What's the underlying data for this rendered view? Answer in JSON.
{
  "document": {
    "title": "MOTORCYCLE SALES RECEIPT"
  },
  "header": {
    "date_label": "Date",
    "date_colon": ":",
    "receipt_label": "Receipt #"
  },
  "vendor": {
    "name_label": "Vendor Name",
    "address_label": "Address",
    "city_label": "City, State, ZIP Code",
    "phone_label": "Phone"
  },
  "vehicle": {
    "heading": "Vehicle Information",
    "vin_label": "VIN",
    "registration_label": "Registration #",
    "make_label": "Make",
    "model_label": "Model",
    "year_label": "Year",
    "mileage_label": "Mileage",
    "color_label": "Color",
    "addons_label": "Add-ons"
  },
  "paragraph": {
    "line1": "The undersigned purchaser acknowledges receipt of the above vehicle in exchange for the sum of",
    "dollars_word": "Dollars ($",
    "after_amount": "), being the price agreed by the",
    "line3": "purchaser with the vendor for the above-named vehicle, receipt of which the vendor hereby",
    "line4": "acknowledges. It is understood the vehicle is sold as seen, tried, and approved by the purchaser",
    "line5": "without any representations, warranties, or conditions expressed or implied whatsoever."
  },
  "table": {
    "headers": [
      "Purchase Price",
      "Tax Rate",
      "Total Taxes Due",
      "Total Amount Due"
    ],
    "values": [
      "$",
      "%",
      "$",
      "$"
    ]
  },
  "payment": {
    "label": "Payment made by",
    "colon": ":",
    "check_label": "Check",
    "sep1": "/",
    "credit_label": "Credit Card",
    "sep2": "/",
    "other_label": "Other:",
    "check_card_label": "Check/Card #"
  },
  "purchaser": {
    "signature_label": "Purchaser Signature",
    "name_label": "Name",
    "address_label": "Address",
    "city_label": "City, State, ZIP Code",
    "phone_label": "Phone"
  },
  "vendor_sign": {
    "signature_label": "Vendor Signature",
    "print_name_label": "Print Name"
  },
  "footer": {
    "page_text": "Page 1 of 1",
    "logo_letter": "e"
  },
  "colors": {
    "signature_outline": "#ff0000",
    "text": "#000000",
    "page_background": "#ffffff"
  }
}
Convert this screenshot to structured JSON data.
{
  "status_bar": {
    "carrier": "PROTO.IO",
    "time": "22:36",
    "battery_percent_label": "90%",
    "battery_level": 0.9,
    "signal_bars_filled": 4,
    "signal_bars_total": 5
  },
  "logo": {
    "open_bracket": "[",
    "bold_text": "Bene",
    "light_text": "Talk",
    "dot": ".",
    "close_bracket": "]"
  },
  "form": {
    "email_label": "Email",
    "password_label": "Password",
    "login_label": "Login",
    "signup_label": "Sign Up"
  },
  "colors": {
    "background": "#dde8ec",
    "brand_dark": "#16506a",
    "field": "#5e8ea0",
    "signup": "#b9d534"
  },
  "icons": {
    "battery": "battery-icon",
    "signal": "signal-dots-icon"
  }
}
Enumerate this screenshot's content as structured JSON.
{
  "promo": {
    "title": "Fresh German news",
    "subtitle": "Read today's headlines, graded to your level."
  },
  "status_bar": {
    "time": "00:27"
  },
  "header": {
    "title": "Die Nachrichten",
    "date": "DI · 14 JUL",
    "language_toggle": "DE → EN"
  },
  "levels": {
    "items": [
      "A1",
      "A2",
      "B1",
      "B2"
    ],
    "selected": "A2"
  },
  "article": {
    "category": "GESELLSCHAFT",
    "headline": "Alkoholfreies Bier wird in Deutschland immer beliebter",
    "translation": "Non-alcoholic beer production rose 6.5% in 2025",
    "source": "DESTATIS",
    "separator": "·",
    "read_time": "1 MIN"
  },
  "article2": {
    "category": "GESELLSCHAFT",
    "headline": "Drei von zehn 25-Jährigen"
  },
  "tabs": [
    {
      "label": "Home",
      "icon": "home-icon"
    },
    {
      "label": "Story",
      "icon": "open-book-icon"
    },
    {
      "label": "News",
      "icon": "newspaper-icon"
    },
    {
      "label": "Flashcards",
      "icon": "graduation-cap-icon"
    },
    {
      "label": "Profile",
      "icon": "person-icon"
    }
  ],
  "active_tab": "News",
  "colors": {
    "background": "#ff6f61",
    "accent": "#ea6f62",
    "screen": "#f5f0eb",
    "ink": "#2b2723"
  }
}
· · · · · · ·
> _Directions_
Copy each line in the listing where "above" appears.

> _Answer box_
    "line1": "The undersigned purchaser acknowledges receipt of the above vehicle in exchange for the sum of",
    "line3": "purchaser with the vendor for the above-named vehicle, receipt of which the vendor hereby",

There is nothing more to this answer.